True, there have been significantly fewer Israeli causalities (thankfully) than on the Palestinian side. And it is also true that everyone, except the US currently, seems to be condemning Israel for “the violence.” What people don’t seem to understand, because of the way the various news networks are spinning the story, that Israel is defending itself. Just because the rockets are landing in “open fields” or the sea or being shot down by the Iron Dome, does not change the fact that they are firing rockets at us. Should we say “it’s ok that you shoot at us as long as you continue to have bad aim,”? How stupid.  Aiming for Tel Aviv is a message, a triple-dog-dare to Israel to engage. The message has been received and the IDF is coming down hard and strong on them.

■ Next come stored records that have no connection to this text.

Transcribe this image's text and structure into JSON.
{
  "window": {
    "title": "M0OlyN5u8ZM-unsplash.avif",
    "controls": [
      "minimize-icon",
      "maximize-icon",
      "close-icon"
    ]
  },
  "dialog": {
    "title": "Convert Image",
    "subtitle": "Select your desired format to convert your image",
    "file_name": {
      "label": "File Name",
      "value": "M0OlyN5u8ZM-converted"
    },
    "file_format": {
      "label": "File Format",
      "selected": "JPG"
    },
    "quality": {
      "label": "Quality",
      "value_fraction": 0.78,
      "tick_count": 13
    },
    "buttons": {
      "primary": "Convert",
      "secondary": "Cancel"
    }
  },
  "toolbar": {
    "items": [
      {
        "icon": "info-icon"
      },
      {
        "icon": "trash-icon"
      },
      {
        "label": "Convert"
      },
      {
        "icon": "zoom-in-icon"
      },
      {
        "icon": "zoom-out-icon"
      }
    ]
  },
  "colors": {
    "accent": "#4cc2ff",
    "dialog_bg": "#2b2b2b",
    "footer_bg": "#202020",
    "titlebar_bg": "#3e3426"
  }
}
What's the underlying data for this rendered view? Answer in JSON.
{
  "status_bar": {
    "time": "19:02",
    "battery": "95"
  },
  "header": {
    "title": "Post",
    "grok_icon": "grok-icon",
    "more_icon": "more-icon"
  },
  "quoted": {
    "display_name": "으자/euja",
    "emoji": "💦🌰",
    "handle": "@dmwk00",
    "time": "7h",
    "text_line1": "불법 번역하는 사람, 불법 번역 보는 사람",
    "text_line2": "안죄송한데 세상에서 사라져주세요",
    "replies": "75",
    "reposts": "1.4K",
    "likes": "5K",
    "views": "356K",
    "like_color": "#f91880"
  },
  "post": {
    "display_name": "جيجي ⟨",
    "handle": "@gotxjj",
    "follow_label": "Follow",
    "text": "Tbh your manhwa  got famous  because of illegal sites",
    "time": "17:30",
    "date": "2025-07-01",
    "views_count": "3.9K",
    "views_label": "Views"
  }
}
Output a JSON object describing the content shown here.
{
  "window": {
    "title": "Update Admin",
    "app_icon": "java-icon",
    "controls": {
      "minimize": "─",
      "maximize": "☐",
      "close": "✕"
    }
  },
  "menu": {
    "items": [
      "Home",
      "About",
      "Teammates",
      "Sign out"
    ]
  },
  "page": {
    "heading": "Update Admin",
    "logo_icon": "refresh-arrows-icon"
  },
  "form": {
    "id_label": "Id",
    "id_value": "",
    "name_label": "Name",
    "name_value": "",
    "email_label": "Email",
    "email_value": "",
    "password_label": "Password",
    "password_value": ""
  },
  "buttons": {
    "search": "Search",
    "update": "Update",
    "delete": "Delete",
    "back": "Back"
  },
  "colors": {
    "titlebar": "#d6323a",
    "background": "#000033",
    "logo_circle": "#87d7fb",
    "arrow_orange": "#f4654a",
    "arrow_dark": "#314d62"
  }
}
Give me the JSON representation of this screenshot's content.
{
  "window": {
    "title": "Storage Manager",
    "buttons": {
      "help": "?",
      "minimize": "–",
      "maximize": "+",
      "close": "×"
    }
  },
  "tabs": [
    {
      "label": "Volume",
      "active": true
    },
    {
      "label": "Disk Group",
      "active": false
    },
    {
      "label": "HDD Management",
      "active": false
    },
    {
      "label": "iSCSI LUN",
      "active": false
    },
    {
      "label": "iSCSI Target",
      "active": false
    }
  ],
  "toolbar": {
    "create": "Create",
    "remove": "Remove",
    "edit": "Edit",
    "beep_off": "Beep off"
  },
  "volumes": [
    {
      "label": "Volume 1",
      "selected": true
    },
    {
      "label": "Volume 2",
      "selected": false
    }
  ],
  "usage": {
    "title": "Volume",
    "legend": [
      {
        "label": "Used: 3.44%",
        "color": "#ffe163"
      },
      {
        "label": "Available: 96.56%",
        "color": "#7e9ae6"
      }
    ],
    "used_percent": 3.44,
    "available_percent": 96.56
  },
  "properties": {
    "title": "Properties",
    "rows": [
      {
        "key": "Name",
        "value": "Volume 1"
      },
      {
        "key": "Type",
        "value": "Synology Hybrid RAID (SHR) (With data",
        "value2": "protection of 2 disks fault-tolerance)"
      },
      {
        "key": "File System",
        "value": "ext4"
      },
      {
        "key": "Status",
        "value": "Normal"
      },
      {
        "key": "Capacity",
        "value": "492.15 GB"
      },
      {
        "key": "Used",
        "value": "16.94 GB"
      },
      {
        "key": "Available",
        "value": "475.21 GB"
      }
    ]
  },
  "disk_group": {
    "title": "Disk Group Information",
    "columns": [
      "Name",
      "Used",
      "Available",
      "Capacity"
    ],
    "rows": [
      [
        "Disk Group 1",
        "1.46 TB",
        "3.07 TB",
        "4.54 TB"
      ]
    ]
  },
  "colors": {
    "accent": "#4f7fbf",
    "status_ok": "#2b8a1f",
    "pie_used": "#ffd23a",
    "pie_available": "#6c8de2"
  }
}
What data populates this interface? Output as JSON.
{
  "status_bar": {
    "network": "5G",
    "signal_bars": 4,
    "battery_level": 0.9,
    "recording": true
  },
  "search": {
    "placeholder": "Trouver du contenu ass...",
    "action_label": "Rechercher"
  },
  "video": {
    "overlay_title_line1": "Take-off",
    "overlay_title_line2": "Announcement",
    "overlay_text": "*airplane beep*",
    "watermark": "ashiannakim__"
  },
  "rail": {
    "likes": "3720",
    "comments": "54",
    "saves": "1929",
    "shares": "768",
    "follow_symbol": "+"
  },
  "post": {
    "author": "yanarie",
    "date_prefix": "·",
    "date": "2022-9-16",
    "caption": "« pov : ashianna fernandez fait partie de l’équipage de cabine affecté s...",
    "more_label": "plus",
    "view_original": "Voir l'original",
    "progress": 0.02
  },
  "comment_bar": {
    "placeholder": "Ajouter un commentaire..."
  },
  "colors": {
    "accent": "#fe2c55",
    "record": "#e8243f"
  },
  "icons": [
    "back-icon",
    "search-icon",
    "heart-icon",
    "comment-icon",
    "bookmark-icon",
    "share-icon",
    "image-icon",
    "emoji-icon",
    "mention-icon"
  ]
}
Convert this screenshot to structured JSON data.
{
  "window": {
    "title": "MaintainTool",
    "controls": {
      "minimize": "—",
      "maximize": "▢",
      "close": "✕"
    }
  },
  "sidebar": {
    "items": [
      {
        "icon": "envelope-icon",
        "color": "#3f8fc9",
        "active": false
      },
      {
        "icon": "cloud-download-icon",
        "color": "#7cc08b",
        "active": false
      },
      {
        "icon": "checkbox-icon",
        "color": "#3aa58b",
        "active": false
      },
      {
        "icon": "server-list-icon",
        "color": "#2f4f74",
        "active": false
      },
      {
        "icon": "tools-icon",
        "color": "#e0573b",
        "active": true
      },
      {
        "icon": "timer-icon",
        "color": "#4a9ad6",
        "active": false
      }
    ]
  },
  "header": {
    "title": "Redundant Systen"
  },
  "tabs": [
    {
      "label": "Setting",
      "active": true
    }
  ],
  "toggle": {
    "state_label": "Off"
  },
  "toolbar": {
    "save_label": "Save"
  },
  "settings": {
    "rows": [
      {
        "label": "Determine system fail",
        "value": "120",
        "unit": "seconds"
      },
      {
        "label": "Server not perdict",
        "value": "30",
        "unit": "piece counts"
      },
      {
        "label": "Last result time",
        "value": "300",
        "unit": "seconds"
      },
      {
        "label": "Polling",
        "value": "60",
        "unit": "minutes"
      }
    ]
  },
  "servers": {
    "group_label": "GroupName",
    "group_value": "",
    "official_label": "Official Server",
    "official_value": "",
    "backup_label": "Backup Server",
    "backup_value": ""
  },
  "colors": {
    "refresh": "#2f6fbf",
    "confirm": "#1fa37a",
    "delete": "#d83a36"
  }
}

Yes, the sirens are scary. Yes, my heart – and everyone else’s in this country – starts to beat out of my chest at the chilling sound as we all drop what we’re doing and hurry to take cover. Those 11.5 minutes seem to go so slowly (90 seconds to take cover once the siren sounds, then allowing 10 minutes in case of more incoming fire). No, there doesn’t seem to be an end in the near future according to the news. Am I making plans to leave and go back to the US? Absolutely not.

I’ve had a few people ask me if I’m going to leave Israel given the latest political events. That is completely absurd. I  know that the questions are coming from a place of love and concern for my safety and well being, but when 9/11 happened, no one was making plans to move! One friend even went so far as to say “if you need help getting re-setup here in the US until things calm down over there, I’ll help you.” Well, thank you but I’m not over here on vacation. I can’t just close up shop here, and resume life as normal in the US temporarily. Here’s the logistics that would have to go into leaving, if it were even a remote option, which it’s not:

  • I have a job here. I would have to figure out a way to leave my job such that when I return, I still have said job. I love this job. I’ve never loved a job quite so much. I’m not leaving this job without a fight.
  • I have an apartment. An apartment which needs to be up-kept and paid for. If I’m not here, who will pay my rent?
  • I do not have an Israeli passport yet. Yes, I have a travel document I can use in case of emergency (like a death in the family, G-d forbid). If I leave on my American passport, I won’t be able to get back into the country easily “when things calm down.”
  • I have friends here who could possibly get drafted out of the reserves. How would I ever be able to sleep at night knowing that my friends, my family here, are having bombs dropped on their head and are walking into battle while I fought to make aliyah then left at the first sign of political unrest? I wouldn’t.

When I made aliyah, I knew what I was signing up for. I knew that the possibility of something like this happening was out there. I thought it was a little more unlikely than this, but I knew it was a possibility. This is my home. Like my neighbors, my friends, and my new family, I will just take it one day at a time, and life will go on. Shabbat will end tonight, work will resume tomorrow morning, and the kids still need to learn their music – now more than ever.

So, I set up a facebook message feed for 22 of my nearest and dearest across the ocean. I update them every 12 hours or so unless there is something worth saying. “I’m alive. All good. Nothing to report. Lots of love!” Hopefully, this is quelling the fear of those who are only watching the balagan on the American sensationalistic news.

As Ben put it last night, “This is your first war, babe. Isn’t it interesting?”